A "Santa Claus rally" is loosely defined as a rally in the stock market in the weeks before Christmas and into the new year. Traditionally, the Santa Claus rally has occurred between Dec. 15 and Jan. 6.
Since 1950, the S&P 500 Index has gained an average of 2.13% during this year-end stretch, and was profitable 80% of the time, according to the Stock Trader's Almanac. The Nasdaq Composite has enjoyed similar successes, gaining an average of 3.17% during the period since 1971.
But the best returns have come from the small-cap Russell 2000 Index.
The small-cap benchmark has gained an average of 3.63% between late December and early January since 1987, and was profitable 89% of the time.
The sector with the best performance over the last 25 years between Dec. 15 and Jan. 6 is materials. Significant gains have also been logged by energy, industrials, and financials. Consumer staples has been the worst performing sector, with an average gain of just 0.62% during the Santa Claus rally period.
One of the biggest reasons for the Santa Claus rally is the burst of special dividends and increased share buybacks that are frequently announced before the end of the year.
Additionally, "window dressing" usually helps lift stocks in December. Mutual funds and money managers are inclined to polish their portfolios before the end of the year. They'll buy winners and shed underperformers. This activity drives volume and sends stocks higher.
Plus, many Wall Street bonuses are received before Christmas or early in the new year, and tend to be invested right away.

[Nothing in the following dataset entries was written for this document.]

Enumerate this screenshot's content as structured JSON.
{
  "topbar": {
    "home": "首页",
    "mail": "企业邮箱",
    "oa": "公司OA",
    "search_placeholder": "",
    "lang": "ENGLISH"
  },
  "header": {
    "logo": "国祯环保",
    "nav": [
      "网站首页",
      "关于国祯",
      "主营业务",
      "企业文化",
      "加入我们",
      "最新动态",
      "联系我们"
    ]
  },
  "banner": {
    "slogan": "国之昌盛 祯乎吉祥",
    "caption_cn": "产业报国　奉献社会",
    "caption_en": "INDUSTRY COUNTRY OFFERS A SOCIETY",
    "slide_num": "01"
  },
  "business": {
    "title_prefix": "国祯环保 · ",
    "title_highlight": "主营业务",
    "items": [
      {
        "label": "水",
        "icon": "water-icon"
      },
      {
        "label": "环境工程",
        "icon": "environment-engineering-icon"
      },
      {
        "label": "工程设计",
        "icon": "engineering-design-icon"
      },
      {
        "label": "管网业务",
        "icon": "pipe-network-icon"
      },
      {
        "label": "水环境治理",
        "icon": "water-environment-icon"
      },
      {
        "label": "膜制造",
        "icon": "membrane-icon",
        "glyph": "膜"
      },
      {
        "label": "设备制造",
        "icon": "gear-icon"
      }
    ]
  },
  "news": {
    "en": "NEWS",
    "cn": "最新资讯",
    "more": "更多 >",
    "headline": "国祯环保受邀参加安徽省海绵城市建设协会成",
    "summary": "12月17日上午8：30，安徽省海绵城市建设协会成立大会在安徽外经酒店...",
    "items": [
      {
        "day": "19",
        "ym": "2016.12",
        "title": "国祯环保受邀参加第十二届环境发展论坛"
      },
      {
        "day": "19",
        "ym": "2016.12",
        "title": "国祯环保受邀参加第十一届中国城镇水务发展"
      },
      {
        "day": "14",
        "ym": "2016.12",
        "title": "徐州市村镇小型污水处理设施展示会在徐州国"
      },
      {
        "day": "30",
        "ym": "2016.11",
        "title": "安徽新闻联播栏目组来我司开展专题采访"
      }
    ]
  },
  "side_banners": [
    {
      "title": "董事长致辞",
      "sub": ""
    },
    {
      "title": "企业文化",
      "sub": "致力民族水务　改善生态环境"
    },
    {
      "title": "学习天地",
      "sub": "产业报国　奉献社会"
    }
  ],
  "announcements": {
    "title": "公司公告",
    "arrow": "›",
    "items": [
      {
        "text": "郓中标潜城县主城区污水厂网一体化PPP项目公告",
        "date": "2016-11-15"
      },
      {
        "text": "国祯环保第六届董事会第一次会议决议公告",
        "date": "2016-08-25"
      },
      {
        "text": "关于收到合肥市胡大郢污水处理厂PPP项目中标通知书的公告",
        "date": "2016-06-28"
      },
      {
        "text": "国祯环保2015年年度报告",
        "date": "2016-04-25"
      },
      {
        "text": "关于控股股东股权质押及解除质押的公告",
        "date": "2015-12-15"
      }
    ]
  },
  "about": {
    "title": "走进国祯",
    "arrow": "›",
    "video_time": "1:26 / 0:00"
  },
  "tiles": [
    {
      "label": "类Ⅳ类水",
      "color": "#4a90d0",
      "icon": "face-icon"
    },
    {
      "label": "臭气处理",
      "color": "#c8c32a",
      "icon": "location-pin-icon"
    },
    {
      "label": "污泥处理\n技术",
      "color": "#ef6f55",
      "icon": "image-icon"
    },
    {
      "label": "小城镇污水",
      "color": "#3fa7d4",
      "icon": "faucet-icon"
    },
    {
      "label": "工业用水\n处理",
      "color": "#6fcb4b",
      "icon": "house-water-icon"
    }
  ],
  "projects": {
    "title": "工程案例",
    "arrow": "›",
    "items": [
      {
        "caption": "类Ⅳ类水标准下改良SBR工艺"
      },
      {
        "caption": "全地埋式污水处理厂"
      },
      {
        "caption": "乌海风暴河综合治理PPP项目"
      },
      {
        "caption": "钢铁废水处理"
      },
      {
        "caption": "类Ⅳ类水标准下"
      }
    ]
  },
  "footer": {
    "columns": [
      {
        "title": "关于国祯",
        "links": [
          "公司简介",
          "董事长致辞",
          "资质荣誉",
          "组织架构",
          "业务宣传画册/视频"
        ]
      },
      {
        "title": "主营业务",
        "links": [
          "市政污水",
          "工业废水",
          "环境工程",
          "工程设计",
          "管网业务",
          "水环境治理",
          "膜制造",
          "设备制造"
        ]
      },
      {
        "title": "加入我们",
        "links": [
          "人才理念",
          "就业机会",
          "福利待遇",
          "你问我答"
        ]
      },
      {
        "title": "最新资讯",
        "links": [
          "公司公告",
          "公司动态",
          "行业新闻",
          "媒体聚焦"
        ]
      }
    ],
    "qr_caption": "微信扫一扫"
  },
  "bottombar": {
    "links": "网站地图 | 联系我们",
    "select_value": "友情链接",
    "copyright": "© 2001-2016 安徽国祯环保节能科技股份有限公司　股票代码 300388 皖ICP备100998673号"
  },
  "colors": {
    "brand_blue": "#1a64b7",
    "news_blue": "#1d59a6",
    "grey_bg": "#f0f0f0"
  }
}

However, a 2015 Santa Claus rally could be tripped up by the U.S. Federal Reserve…